*** Data shown ***

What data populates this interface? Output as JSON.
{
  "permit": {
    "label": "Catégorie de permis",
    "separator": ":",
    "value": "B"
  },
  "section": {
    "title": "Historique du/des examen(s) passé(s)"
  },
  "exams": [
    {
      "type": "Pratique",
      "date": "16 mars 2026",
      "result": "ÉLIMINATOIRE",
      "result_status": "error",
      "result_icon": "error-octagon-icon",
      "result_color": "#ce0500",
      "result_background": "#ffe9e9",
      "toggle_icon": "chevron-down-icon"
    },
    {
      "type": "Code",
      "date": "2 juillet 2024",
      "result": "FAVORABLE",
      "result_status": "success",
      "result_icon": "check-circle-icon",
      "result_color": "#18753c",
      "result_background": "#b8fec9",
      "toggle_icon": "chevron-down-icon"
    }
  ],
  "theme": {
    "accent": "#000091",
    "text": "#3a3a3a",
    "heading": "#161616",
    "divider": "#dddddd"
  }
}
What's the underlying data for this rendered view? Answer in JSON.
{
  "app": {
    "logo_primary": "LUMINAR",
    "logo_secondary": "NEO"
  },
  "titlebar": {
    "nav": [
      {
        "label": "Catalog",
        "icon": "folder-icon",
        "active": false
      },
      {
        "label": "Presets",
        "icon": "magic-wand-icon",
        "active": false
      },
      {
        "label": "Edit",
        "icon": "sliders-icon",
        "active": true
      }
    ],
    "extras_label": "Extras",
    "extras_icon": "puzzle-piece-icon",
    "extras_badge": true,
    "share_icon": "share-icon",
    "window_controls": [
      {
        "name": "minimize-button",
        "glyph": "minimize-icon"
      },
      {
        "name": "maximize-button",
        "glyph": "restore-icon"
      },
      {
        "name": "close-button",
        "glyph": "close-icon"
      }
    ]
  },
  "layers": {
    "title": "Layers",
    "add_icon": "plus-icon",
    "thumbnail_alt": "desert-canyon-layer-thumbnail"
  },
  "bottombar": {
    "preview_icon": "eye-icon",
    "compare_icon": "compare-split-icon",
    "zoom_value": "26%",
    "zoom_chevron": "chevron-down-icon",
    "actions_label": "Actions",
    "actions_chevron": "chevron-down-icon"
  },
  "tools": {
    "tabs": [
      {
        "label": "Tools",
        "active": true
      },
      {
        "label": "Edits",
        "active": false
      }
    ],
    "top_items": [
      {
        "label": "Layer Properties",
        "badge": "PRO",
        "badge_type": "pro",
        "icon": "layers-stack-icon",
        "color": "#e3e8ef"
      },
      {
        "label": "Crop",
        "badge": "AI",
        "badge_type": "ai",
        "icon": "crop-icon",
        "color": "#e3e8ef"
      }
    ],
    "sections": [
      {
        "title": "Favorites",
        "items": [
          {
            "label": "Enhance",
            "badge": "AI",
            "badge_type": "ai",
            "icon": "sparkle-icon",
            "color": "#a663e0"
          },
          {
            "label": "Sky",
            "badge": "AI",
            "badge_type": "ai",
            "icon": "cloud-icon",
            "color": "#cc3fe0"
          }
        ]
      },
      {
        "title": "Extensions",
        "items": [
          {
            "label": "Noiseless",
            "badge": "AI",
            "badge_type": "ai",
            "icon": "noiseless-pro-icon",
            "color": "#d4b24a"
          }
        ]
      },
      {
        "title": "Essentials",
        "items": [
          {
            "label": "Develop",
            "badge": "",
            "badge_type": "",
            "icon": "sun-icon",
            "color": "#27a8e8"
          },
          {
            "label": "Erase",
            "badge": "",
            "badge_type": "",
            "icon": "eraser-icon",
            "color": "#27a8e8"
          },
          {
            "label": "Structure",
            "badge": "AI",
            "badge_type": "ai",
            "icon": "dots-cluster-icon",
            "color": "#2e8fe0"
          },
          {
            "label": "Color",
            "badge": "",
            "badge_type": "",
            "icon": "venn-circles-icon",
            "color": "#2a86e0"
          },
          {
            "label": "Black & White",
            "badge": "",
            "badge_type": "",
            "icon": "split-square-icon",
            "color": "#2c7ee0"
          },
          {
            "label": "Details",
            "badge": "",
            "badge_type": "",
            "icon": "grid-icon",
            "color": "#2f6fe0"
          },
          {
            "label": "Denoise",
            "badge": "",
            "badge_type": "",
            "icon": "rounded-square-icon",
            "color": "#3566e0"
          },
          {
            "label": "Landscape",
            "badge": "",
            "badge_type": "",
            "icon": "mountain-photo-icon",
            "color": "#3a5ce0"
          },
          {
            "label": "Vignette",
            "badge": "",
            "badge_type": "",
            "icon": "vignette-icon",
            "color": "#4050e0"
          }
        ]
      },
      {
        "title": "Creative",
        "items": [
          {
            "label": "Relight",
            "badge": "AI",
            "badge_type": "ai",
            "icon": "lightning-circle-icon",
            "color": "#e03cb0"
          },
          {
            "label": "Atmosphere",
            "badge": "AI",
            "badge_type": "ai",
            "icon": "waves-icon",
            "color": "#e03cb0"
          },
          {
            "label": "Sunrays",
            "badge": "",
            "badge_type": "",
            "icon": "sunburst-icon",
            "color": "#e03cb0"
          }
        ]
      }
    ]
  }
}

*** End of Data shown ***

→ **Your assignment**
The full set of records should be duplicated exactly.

→ **Your response**
What data populates this interface? Output as JSON.
{
  "permit": {
    "label": "Catégorie de permis",
    "separator": ":",
    "value": "B"
  },
  "section": {
    "title": "Historique du/des examen(s) passé(s)"
  },
  "exams": [
    {
      "type": "Pratique",
      "date": "16 mars 2026",
      "result": "ÉLIMINATOIRE",
      "result_status": "error",
      "result_icon": "error-octagon-icon",
      "result_color": "#ce0500",
      "result_background": "#ffe9e9",
      "toggle_icon": "chevron-down-icon"
    },
    {
      "type": "Code",
      "date": "2 juillet 2024",
      "result": "FAVORABLE",
      "result_status": "success",
      "result_icon": "check-circle-icon",
      "result_color": "#18753c",
      "result_background": "#b8fec9",
      "toggle_icon": "chevron-down-icon"
    }
  ],
  "theme": {
    "accent": "#000091",
    "text": "#3a3a3a",
    "heading": "#161616",
    "divider": "#dddddd"
  }
}
What's the underlying data for this rendered view? Answer in JSON.
{
  "app": {
    "logo_primary": "LUMINAR",
    "logo_secondary": "NEO"
  },
  "titlebar": {
    "nav": [
      {
        "label": "Catalog",
        "icon": "folder-icon",
        "active": false
      },
      {
        "label": "Presets",
        "icon": "magic-wand-icon",
        "active": false
      },
      {
        "label": "Edit",
        "icon": "sliders-icon",
        "active": true
      }
    ],
    "extras_label": "Extras",
    "extras_icon": "puzzle-piece-icon",
    "extras_badge": true,
    "share_icon": "share-icon",
    "window_controls": [
      {
        "name": "minimize-button",
        "glyph": "minimize-icon"
      },
      {
        "name": "maximize-button",
        "glyph": "restore-icon"
      },
      {
        "name": "close-button",
        "glyph": "close-icon"
      }
    ]
  },
  "layers": {
    "title": "Layers",
    "add_icon": "plus-icon",
    "thumbnail_alt": "desert-canyon-layer-thumbnail"
  },
  "bottombar": {
    "preview_icon": "eye-icon",
    "compare_icon": "compare-split-icon",
    "zoom_value": "26%",
    "zoom_chevron": "chevron-down-icon",
    "actions_label": "Actions",
    "actions_chevron": "chevron-down-icon"
  },
  "tools": {
    "tabs": [
      {
        "label": "Tools",
        "active": true
      },
      {
        "label": "Edits",
        "active": false
      }
    ],
    "top_items": [
      {
        "label": "Layer Properties",
        "badge": "PRO",
        "badge_type": "pro",
        "icon": "layers-stack-icon",
        "color": "#e3e8ef"
      },
      {
        "label": "Crop",
        "badge": "AI",
        "badge_type": "ai",
        "icon": "crop-icon",
        "color": "#e3e8ef"
      }
    ],
    "sections": [
      {
        "title": "Favorites",
        "items": [
          {
            "label": "Enhance",
            "badge": "AI",
            "badge_type": "ai",
            "icon": "sparkle-icon",
            "color": "#a663e0"
          },
          {
            "label": "Sky",
            "badge": "AI",
            "badge_type": "ai",
            "icon": "cloud-icon",
            "color": "#cc3fe0"
          }
        ]
      },
      {
        "title": "Extensions",
        "items": [
          {
            "label": "Noiseless",
            "badge": "AI",
            "badge_type": "ai",
            "icon": "noiseless-pro-icon",
            "color": "#d4b24a"
          }
        ]
      },
      {
        "title": "Essentials",
        "items": [
          {
            "label": "Develop",
            "badge": "",
            "badge_type": "",
            "icon": "sun-icon",
            "color": "#27a8e8"
          },
          {
            "label": "Erase",
            "badge": "",
            "badge_type": "",
            "icon": "eraser-icon",
            "color": "#27a8e8"
          },
          {
            "label": "Structure",
            "badge": "AI",
            "badge_type": "ai",
            "icon": "dots-cluster-icon",
            "color": "#2e8fe0"
          },
          {
            "label": "Color",
            "badge": "",
            "badge_type": "",
            "icon": "venn-circles-icon",
            "color": "#2a86e0"
          },
          {
            "label": "Black & White",
            "badge": "",
            "badge_type": "",
            "icon": "split-square-icon",
            "color": "#2c7ee0"
          },
          {
            "label": "Details",
            "badge": "",
            "badge_type": "",
            "icon": "grid-icon",
            "color": "#2f6fe0"
          },
          {
            "label": "Denoise",
            "badge": "",
            "badge_type": "",
            "icon": "rounded-square-icon",
            "color": "#3566e0"
          },
          {
            "label": "Landscape",
            "badge": "",
            "badge_type": "",
            "icon": "mountain-photo-icon",
            "color": "#3a5ce0"
          },
          {
            "label": "Vignette",
            "badge": "",
            "badge_type": "",
            "icon": "vignette-icon",
            "color": "#4050e0"
          }
        ]
      },
      {
        "title": "Creative",
        "items": [
          {
            "label": "Relight",
            "badge": "AI",
            "badge_type": "ai",
            "icon": "lightning-circle-icon",
            "color": "#e03cb0"
          },
          {
            "label": "Atmosphere",
            "badge": "AI",
            "badge_type": "ai",
            "icon": "waves-icon",
            "color": "#e03cb0"
          },
          {
            "label": "Sunrays",
            "badge": "",
            "badge_type": "",
            "icon": "sunburst-icon",
            "color": "#e03cb0"
          }
        ]
      }
    ]
  }
}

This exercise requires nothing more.